Technical Paper

Simulation of Straight-Line Type Assist Characteristic of Electric Power-Assisted Steering

2004-03-08
2004-01-1107
Electric Power-Assisted Steering (EPAS) is a new power steering technology that will define the future of vehicle steering. The assist of EPAS is the function of the steering wheel torque and vehicle velocity. The assist characteristic of EPAS is set by control software, which is one of the key issues of EPAS. The straight-line type assist characteristic has been used in some current EPAS products, but its influence on the steering maneuverability and road feel hasn't been explicitly studied in theory. In this paper, the straight-line type assist characteristic is analyzed theoretically. Then a whole vehicle dynamic model used to study the straight-line type assist characteristic is built with ADAMS/Car and validated with DCF (Driver Control Files) mode of ADAMS/Car. Based on the whole vehicle dynamic model, the straight-line type assist characteristic's influence on the steering maneuverability and road feel is investigated.
Technical Paper

Development and Validation of a Pedestrian Lower Limb Non-Linear 3- D Finite Element Model

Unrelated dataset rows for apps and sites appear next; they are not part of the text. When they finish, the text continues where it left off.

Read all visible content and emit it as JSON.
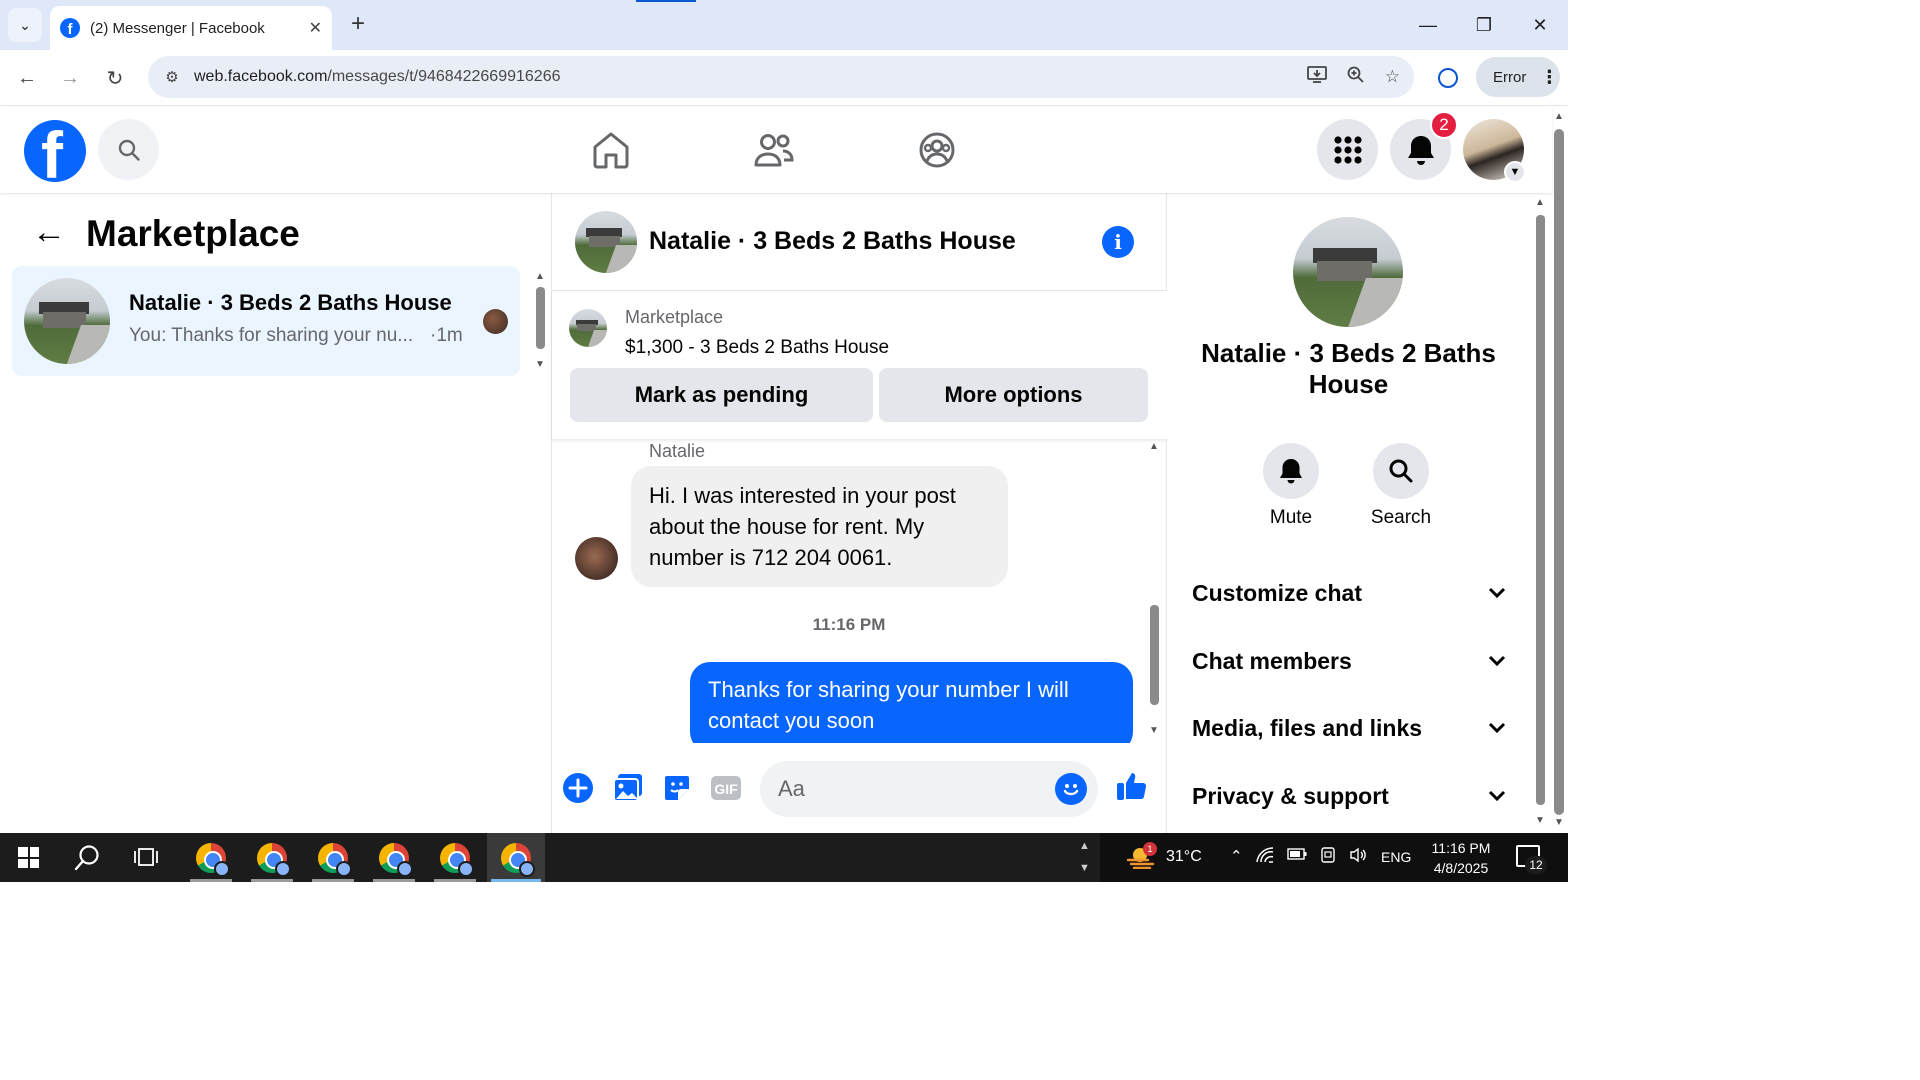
{
  "browser": {
    "tab_title": "(2) Messenger | Facebook",
    "url_domain": "web.facebook.com",
    "url_path": "/messages/t/9468422669916266",
    "profile_status": "Error"
  },
  "fb_nav": {
    "notification_count": "2"
  },
  "left_panel": {
    "title": "Marketplace",
    "conversations": [
      {
        "name": "Natalie · 3 Beds 2 Baths House",
        "preview": "You: Thanks for sharing your nu...",
        "time": "·1m"
      }
    ]
  },
  "chat": {
    "title": "Natalie · 3 Beds 2 Baths House",
    "listing": {
      "label": "Marketplace",
      "description": "$1,300 - 3 Beds 2 Baths House",
      "mark_pending_label": "Mark as pending",
      "more_options_label": "More options"
    },
    "messages": [
      {
        "sender": "Natalie",
        "direction": "incoming",
        "text": "Hi. I was interested in your post about the house for rent. My number is 712 204 0061."
      },
      {
        "timestamp": "11:16 PM"
      },
      {
        "direction": "outgoing",
        "text": "Thanks for sharing your number I will contact you soon"
      }
    ],
    "composer_placeholder": "Aa"
  },
  "details_panel": {
    "title": "Natalie · 3 Beds 2 Baths House",
    "actions": [
      {
        "label": "Mute",
        "icon": "bell-icon"
      },
      {
        "label": "Search",
        "icon": "search-icon"
      }
    ],
    "sections": [
      "Customize chat",
      "Chat members",
      "Media, files and links",
      "Privacy & support"
    ]
  },
  "taskbar": {
    "temperature": "31°C",
    "language": "ENG",
    "time": "11:16 PM",
    "date": "4/8/2025",
    "notification_count": "12",
    "weather_badge": "1"
  },
  "colors": {
    "facebook_blue": "#0866ff",
    "selected_conversation_bg": "#ebf5ff",
    "badge_red": "#e41e3f"
  }
}
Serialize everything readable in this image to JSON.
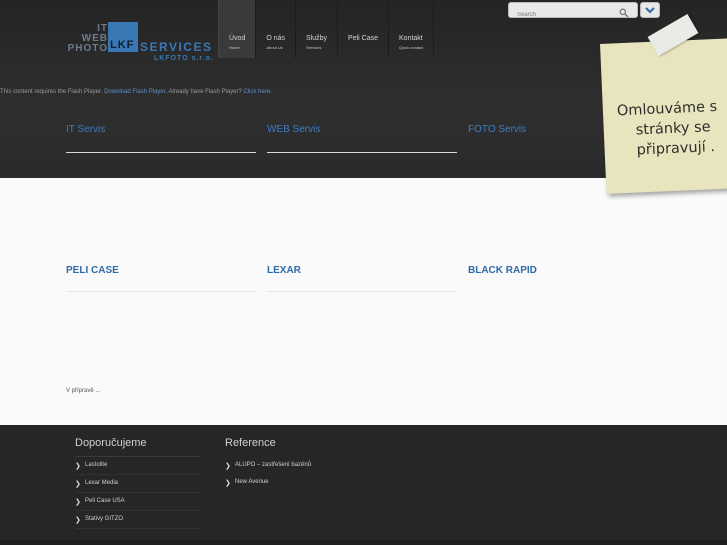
{
  "logo": {
    "it": "IT",
    "web": "WEB",
    "photo": "PHOTO",
    "lkf": "LKF",
    "services": "SERVICES",
    "company": "LKFOTO s.r.o."
  },
  "nav": [
    {
      "label": "Úvod",
      "sub": "Home"
    },
    {
      "label": "O nás",
      "sub": "About Us"
    },
    {
      "label": "Služby",
      "sub": "Services"
    },
    {
      "label": "Peli Case",
      "sub": ""
    },
    {
      "label": "Kontakt",
      "sub": "Quick contact"
    }
  ],
  "search": {
    "placeholder": "Search"
  },
  "flash": {
    "text": "This content requires the Flash Player.",
    "download_link": "Download Flash Player",
    "already_text": ". Already have Flash Player?",
    "click_link": "Click here."
  },
  "services": [
    "IT Servis",
    "WEB Servis",
    "FOTO Servis"
  ],
  "note": {
    "line1": "Omlouváme s",
    "line2": "stránky se",
    "line3": "připravují ."
  },
  "categories": [
    "PELI CASE",
    "LEXAR",
    "BLACK RAPID"
  ],
  "content": {
    "status": "V přípravě ..."
  },
  "footer": {
    "recommend": {
      "title": "Doporučujeme",
      "items": [
        "Lastolite",
        "Lexar Media",
        "Peli Case USA",
        "Stativy GITZO"
      ]
    },
    "reference": {
      "title": "Reference",
      "items": [
        "ALUPO – zastřešení bazénů",
        "New Avenue"
      ]
    }
  },
  "colors": {
    "accent": "#3a78b5",
    "dark_bg": "#2b2b2b",
    "note": "#e8e4bd"
  }
}
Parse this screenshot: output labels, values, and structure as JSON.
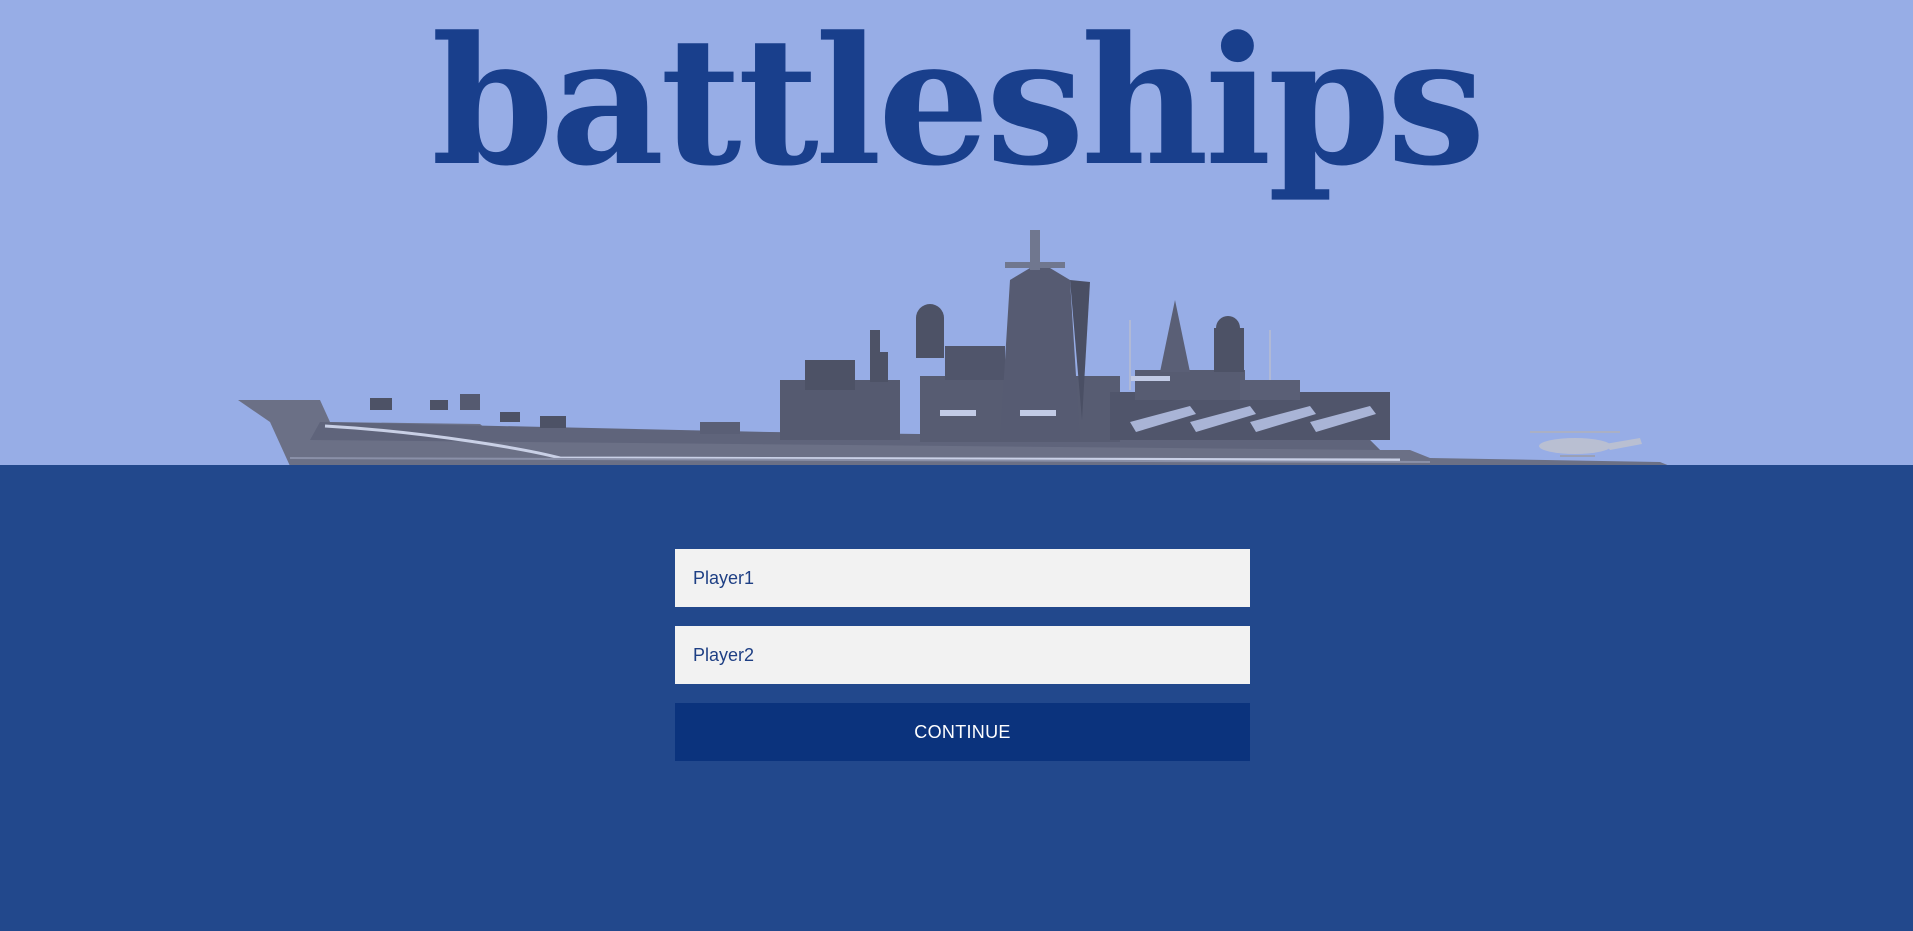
{
  "app": {
    "title": "battleships"
  },
  "hero": {
    "image": "battleship-illustration"
  },
  "form": {
    "player1_placeholder": "Player1",
    "player2_placeholder": "Player2",
    "continue_label": "CONTINUE"
  },
  "colors": {
    "sky": "#97ade6",
    "sea": "#22488c",
    "title": "#193f8c",
    "input_bg": "#f2f2f2",
    "button_bg": "#0b337d",
    "button_text": "#ffffff"
  }
}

2000-11-01
2000-01-SC21
Lower limb injury is becoming an increasingly important concern in vehicle safety for both occupants and pedestrians. To enable vehicle manufacturers to better understand the biomechanical effects of design changes, it is deemed beneficial to employ a biomechanically fidelic finite element model of the human lower limb. The model developed in this study includes long bones (tibia, fibula, femur) and flat bone (patella) as deformable bodies. The pelvis and foot bones are modeled as rigid bodies connected to the femur and tibia/fibula via rotational spring-dashpots. The knee is defined by scanned bone surface geometry and is surrounded by the menisci, major ligaments, and patellar tendon. Finite elements used to model include 6- and 8-node solids for cartilage, menisci, surrounding muscles, and cancellous bone; 3- and 4-node shells for skin and cortical bone; and nonlinear spring-dashpots for ligaments.
X